- Other significant contributions to scientific and mathematical understanding were made by Avicenna, who would later publish influential works on medicine, Persian Muslim polymath and scientist Abu Rayhan al-Biruni, Arab Egyptian Muslim mathematician and astronomer Ibn Yunus, Persian Muslim physicist and mathematician Abu Sahl al-Quhi (Kuhi) and Persian Muslim astronomer and mathematician, Abu-Mahmud al-Khujandi.
- The Law of sines is discovered by Muslim mathematicians.
- Bell foundry is founded in Italy.
- Gunpowder is invented in China.
- Abd al-Rahman Ibn Yunus
- Abu al-Qasim al-Zahrawi (Abulcasis)
- Abu-Mahmud al-Khujandi
- Abu Nasr Mansur
- Abu Rayhan al-Biruni
- Alhacen (Ibn al-Haytham)
- Avicenna (Ibn Sina)
- Basil II
- Boleslaus I of Poland
- Brian Boru
- Bruno of Querfurt
- Robert II of France
- Robert Guiscard
- Roger I of Sicily
- Sancho III of Navarre
- Stephen I of Hungary
- Sweyn I of Denmark
- Tsar Samuil of Bulgaria
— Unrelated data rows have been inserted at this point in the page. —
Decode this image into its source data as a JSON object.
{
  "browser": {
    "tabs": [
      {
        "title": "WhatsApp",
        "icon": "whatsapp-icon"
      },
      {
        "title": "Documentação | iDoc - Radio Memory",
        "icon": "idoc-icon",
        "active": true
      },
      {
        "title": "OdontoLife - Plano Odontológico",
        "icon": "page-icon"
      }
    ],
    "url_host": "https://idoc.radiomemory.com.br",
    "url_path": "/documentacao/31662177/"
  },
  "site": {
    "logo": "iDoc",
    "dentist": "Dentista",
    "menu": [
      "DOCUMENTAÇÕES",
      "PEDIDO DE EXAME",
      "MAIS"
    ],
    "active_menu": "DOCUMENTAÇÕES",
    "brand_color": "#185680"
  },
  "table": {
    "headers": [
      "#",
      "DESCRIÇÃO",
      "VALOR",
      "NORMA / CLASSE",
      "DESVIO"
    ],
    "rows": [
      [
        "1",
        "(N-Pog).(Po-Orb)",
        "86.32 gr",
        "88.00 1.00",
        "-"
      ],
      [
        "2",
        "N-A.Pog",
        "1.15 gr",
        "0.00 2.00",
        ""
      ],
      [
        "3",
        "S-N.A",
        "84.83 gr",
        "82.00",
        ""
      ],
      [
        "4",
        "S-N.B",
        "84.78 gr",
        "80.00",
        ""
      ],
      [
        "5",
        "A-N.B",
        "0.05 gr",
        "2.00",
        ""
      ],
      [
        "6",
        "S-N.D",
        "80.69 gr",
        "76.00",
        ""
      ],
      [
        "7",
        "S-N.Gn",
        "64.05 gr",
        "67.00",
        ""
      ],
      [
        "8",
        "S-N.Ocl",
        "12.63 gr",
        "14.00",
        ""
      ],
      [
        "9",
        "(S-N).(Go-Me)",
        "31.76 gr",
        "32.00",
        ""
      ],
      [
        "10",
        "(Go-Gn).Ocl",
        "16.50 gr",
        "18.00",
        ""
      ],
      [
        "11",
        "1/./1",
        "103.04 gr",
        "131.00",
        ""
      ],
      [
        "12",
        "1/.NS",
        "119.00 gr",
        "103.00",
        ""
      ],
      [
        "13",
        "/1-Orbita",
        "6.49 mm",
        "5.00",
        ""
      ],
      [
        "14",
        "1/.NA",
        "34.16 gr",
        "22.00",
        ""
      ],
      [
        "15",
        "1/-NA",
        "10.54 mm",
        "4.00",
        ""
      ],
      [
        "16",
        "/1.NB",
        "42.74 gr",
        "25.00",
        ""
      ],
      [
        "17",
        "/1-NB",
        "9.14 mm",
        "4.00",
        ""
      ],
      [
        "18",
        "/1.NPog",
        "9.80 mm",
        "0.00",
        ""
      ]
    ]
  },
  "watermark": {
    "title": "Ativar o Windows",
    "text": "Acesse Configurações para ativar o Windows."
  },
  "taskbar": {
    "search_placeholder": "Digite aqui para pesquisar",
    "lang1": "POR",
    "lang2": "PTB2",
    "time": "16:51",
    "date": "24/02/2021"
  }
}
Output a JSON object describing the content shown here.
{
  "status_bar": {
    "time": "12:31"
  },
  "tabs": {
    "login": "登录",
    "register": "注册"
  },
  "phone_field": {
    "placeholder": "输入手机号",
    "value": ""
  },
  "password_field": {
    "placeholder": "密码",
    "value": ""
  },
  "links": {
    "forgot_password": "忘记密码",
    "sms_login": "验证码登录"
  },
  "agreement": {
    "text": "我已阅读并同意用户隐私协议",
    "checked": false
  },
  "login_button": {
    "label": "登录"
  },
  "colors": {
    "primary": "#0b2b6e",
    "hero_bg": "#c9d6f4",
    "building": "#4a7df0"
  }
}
This section is empty. You can help by adding to it. (March 2016)
This section is empty. You can help by adding to it. (March 2016)
- "Khotyn". Antychnyi Kyiv (in Russian). Archived from the original on May 13, 2007. Retrieved 2007-05-28.
- Boissonade, B. "Les premières croisades françaises en Espagne. Normands, Gascons, Aquitains et Bourguignons (1018-1032)". Bulletin Hispanique. 36 (1): 5–28. doi:10.3406/hispa.1934.2607.
- Gilbert Meynier (2010) L'Algérie cœur du Maghreb classique. De l'ouverture islamo-arabe au repli (658-1518). Paris: La Découverte; pp.47.
- Moody, TW; Martin, FX, eds. (1967). The Course of Irish History. Cork, Ireland: The Mercier Press. p. 113.
- Palmer, Alan; Palmer, Veronica (1992). The Chronology of British History. London: Century Ltd. pp. 47–48. ISBN 0-7126-5616-2.
- Benvenuti, Gino (1985). Le Repubbliche Marinare. Amalfi, Pisa, Genova e Venezia. Rome: Newton & Compton Editori. p. 41. ISBN 88-8289-529-7.
- "A history of Merapi". Retrieved 2007-02-20.
- "Astronomy Magazine".
- In the Annals of Quedlinburg, Saxony-Anhalt.
- Sutton, Ian (1999). Architecture, from Ancient Greece to the Present. London: Thames & Hudson. ISBN 978-0-500-20316-3.